Rachel hardly remembered what happened in the next hour, it passed in such a giddy blur, a jumble of news and promises and kisses and plans, until finally Emily had to leave, but swore to return the next evening.
In the next days Rachel’s spirits were greatly improved. Yes, she had still been betrayed by her family, she was still stuck in solitary confinement in her evil witch of an aunt’s attic, but now at least she had one good thing going for her and one hope to hold onto. And in those hours when Emily was there, they were discussing escape plans and what to do next. Emily’s parents knew and accepted who and what their daughter was, Emily assured Rachel, and would be happy to take Rachel in until she figured out where to go from there. It was amazing how much a little hope and promise for the future could do.
Rachel could see, too, that Aunt Golda had noticed and was frustrated by her rise in spirits. She felt rather satisfied by that; she would not be broken so easily.
Then came the day when it all went wrong. Rachel was helping Emily to cross to the window from the tree when Emily lost her footing and slipped. Rachel held onto her arms with all her strength, but she was still dangling perilously and Rachel knew she couldn’t hold her grip for long. Emily grabbed desperately for any purchase and seized on the nearest thing at hand – which happened to be Rachel’s hair. Rachel could not help screaming in pain. Between the two of them Emily somehow managed to scramble up, but the sound of thudding footsteps on the stairs signaled that they had been caught.
The lock clicked open, and then Eric was there in the doorway. Rachel found herself pleading desperately, almost incoherently, “Don’t tell Aunt Golda! Please, please, if you care at all, don’t tell her.”
He looked between the two girls for what was surely only a few moments but seemed agonizingly long. Then finally he said, “Very well, I won’t tell her.” And he disappeared back downstairs.
And Rachel thought that disaster had been narrowly averted – until the next evening, when Emily didn’t show up, and didn’t show up, and didn’t show up.
So focused was she on watching the window that she didn’t notice the door opening until Eric said too pleasantly, “Expecting someone?”
She whirled around, gaping at him.
“Don’t expect to see your little girlfriend again,” he continued with a sickening smirk.
“Wha?” she gasped.

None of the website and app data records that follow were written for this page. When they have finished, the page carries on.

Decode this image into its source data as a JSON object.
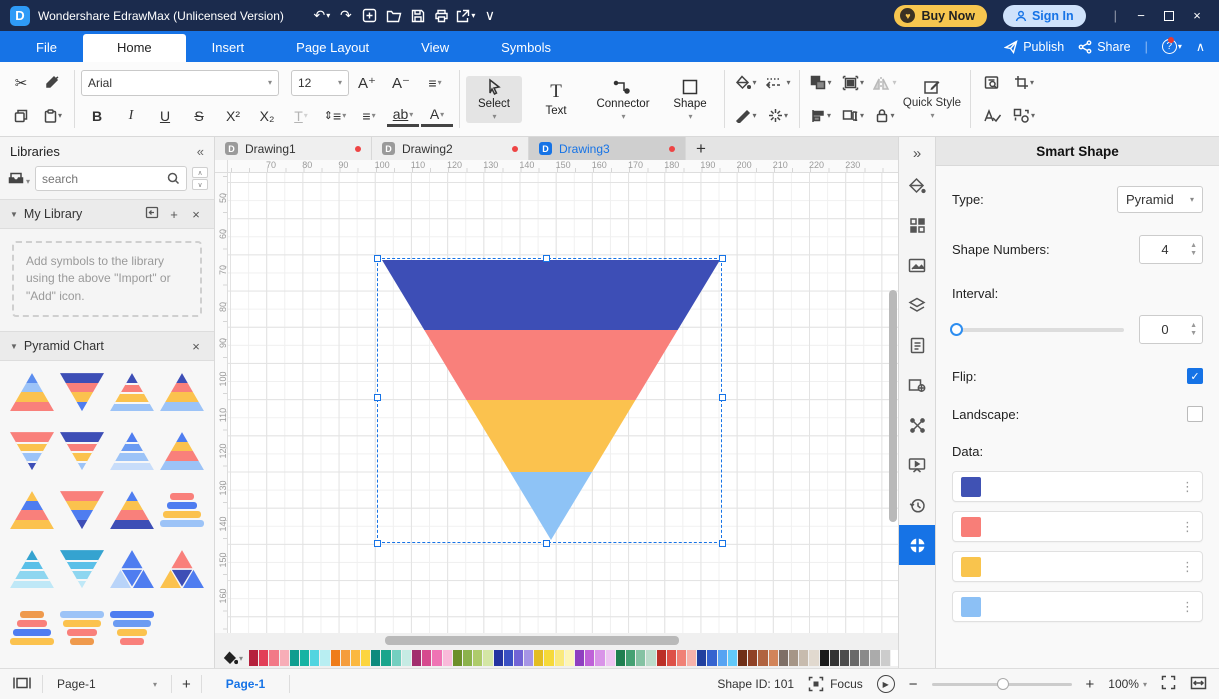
{
  "titlebar": {
    "app_title": "Wondershare EdrawMax (Unlicensed Version)",
    "buy_now": "Buy Now",
    "sign_in": "Sign In"
  },
  "menubar": {
    "items": [
      "File",
      "Home",
      "Insert",
      "Page Layout",
      "View",
      "Symbols"
    ],
    "active": "Home",
    "publish": "Publish",
    "share": "Share"
  },
  "ribbon": {
    "font_family": "Arial",
    "font_size": "12",
    "bold": "B",
    "italic": "I",
    "underline": "U",
    "strike": "S",
    "superscript": "X²",
    "subscript": "X₂",
    "text_style": "T",
    "highlight": "ab",
    "font_color": "A",
    "font_larger": "A⁺",
    "font_smaller": "A⁻",
    "select_label": "Select",
    "text_label": "Text",
    "connector_label": "Connector",
    "shape_label": "Shape",
    "quick_style_label": "Quick Style"
  },
  "left_panel": {
    "title": "Libraries",
    "search_placeholder": "search",
    "my_library": "My Library",
    "hint": "Add symbols to the library using the above \"Import\" or \"Add\" icon.",
    "pyramid_chart": "Pyramid Chart",
    "thumbs": [
      {
        "type": "u",
        "colors": [
          "#5b8def",
          "#9cc3f7",
          "#fbc24e",
          "#f9807b"
        ]
      },
      {
        "type": "d",
        "colors": [
          "#3d4eb6",
          "#f9807b",
          "#fbc24e",
          "#4f7df0"
        ]
      },
      {
        "type": "ug",
        "colors": [
          "#3d4eb6",
          "#f9807b",
          "#fbc24e",
          "#9cc3f7"
        ]
      },
      {
        "type": "u",
        "colors": [
          "#3d4eb6",
          "#f9807b",
          "#fbc24e",
          "#9cc3f7"
        ]
      },
      {
        "type": "dg",
        "colors": [
          "#f9807b",
          "#fbc24e",
          "#9cc3f7",
          "#3d4eb6"
        ]
      },
      {
        "type": "dg",
        "colors": [
          "#3d4eb6",
          "#f9807b",
          "#fbc24e",
          "#9cc3f7"
        ]
      },
      {
        "type": "ug",
        "colors": [
          "#4f7df0",
          "#6b9bf2",
          "#9cc3f7",
          "#c8ddfa"
        ]
      },
      {
        "type": "u",
        "colors": [
          "#4f7df0",
          "#fbc24e",
          "#f9807b",
          "#9cc3f7"
        ]
      },
      {
        "type": "u",
        "colors": [
          "#fbc24e",
          "#4f7df0",
          "#f9807b",
          "#fbc24e"
        ]
      },
      {
        "type": "d",
        "colors": [
          "#f9807b",
          "#fbc24e",
          "#4f7df0",
          "#3d4eb6"
        ]
      },
      {
        "type": "u",
        "colors": [
          "#4f7df0",
          "#fbc24e",
          "#f9807b",
          "#3d4eb6"
        ]
      },
      {
        "type": "s",
        "colors": [
          "#f9807b",
          "#4f7df0",
          "#fbc24e",
          "#9cc3f7"
        ]
      },
      {
        "type": "ug",
        "colors": [
          "#35a3d0",
          "#5bc0e8",
          "#8ed6f0",
          "#bfe8f7"
        ]
      },
      {
        "type": "dg",
        "colors": [
          "#35a3d0",
          "#5bc0e8",
          "#8ed6f0",
          "#bfe8f7"
        ]
      },
      {
        "type": "t4",
        "colors": [
          "#4f7df0",
          "#b9d4f9",
          "#4f7df0",
          "#4f7df0"
        ]
      },
      {
        "type": "t4",
        "colors": [
          "#f9807b",
          "#fbc24e",
          "#3d4eb6",
          "#4f7df0"
        ]
      },
      {
        "type": "s",
        "colors": [
          "#ef9a4d",
          "#f9807b",
          "#4f7df0",
          "#fbc24e"
        ]
      },
      {
        "type": "sd",
        "colors": [
          "#9cc3f7",
          "#fbc24e",
          "#f9807b",
          "#ef9a4d"
        ]
      },
      {
        "type": "sd",
        "colors": [
          "#4f7df0",
          "#6b9bf2",
          "#fbc24e",
          "#f9807b"
        ]
      }
    ]
  },
  "canvas": {
    "tabs": [
      "Drawing1",
      "Drawing2",
      "Drawing3"
    ],
    "active_tab": "Drawing3",
    "h_ruler": [
      "70",
      "80",
      "90",
      "100",
      "110",
      "120",
      "130",
      "140",
      "150",
      "160",
      "170",
      "180",
      "190",
      "200",
      "210",
      "220",
      "230"
    ],
    "v_ruler": [
      "50",
      "60",
      "70",
      "80",
      "90",
      "100",
      "110",
      "120",
      "130",
      "140",
      "150",
      "160"
    ],
    "pyramid_colors": [
      "#3D4EB6",
      "#F9807B",
      "#FBC24E",
      "#8EC3F6"
    ]
  },
  "right_panel": {
    "title": "Smart Shape",
    "type_label": "Type:",
    "type_value": "Pyramid",
    "shape_numbers_label": "Shape Numbers:",
    "shape_numbers_value": "4",
    "interval_label": "Interval:",
    "interval_value": "0",
    "flip_label": "Flip:",
    "flip_checked": true,
    "landscape_label": "Landscape:",
    "landscape_checked": false,
    "data_label": "Data:",
    "data_colors": [
      "#4052B4",
      "#F87E78",
      "#F9C44D",
      "#8CC0F5"
    ]
  },
  "palette": {
    "colors": [
      "#b5203c",
      "#e23e57",
      "#f27987",
      "#f7adb7",
      "#0f9d8f",
      "#16b3a3",
      "#52d5e0",
      "#b8eef2",
      "#ef7c1a",
      "#f59d3d",
      "#fbb840",
      "#fcd53f",
      "#0d8a7d",
      "#1aa58c",
      "#74cfc0",
      "#c6ebe4",
      "#a22e6e",
      "#d64a8e",
      "#ef74b4",
      "#f9bada",
      "#6d8f2a",
      "#8cb24c",
      "#aecb6b",
      "#d4e6a5",
      "#2433a0",
      "#3a50c3",
      "#7264d6",
      "#a695e6",
      "#e3bd22",
      "#f6d93a",
      "#fae97d",
      "#fdf5b8",
      "#8f3fc0",
      "#bf62d8",
      "#d994e8",
      "#eec5f2",
      "#1f7f50",
      "#45a173",
      "#85c2a3",
      "#bcdccb",
      "#bb2f27",
      "#dd5148",
      "#f08176",
      "#f7b3ab",
      "#21409f",
      "#3563cf",
      "#57a3f2",
      "#62c9f9",
      "#6f2f17",
      "#8f4126",
      "#b06340",
      "#d28459",
      "#7e6f66",
      "#a69687",
      "#c7bbae",
      "#e1d9cf",
      "#1a1a1a",
      "#333333",
      "#4d4d4d",
      "#696969",
      "#8a8a8a",
      "#ababab",
      "#cccccc",
      "#ffffff"
    ]
  },
  "statusbar": {
    "page_select": "Page-1",
    "page_tab": "Page-1",
    "shape_id": "Shape ID: 101",
    "focus_label": "Focus",
    "zoom_value": "100%"
  },
  "icons": {
    "undo": "↶",
    "redo": "↷",
    "dropdown": "▾",
    "collapse_left": "«",
    "expand_right": "»",
    "up": "∧",
    "down": "∨",
    "tri_down": "▼",
    "close": "×",
    "plus": "+",
    "minus": "−",
    "check": "✓",
    "kebab": "⋮",
    "menu": "≡",
    "spin_up": "▲",
    "spin_down": "▼",
    "cut": "✂",
    "heart": "♥",
    "divider": "|",
    "play": "▶",
    "import": "⊕"
  }
}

“You said not to tell, so I didn’t tell; I just thought some friends and I would take matters into our own hands.”
“What? What happened? Where is she?”
“In the hospital, I would imagine. She’s been taught a lesson she won’t soon forget,” he said smugly.
Too furious to think of a response, she simply slammed the door in his face.
That night desperation spurred her to what she’d never dared before. She opened the window as wide as she could, perched on the sill, and jumped for the branches. Her landing was neither elegant nor pleasant, but she had made it. She clambered to a more stable position, and silently made her way down.
As soon as she reached the ground she took off running. She was winded, exhausted, and frustrated by how much time had passed by the time she made it across town, wishing nothing so much as that she’d had money for a taxi.
But finally she made it to the hospital. “Emily Prince, I’m looking for Emily Prince.”
It almost killed her to see Emily bruised and bandaged, but her girlfriend looked up at her arrival and gave her a weak smile. “Rachel! You’re here.”
“You going to stay with me now?”
Rachel managed a return smile. “Couldn’t keep me away.”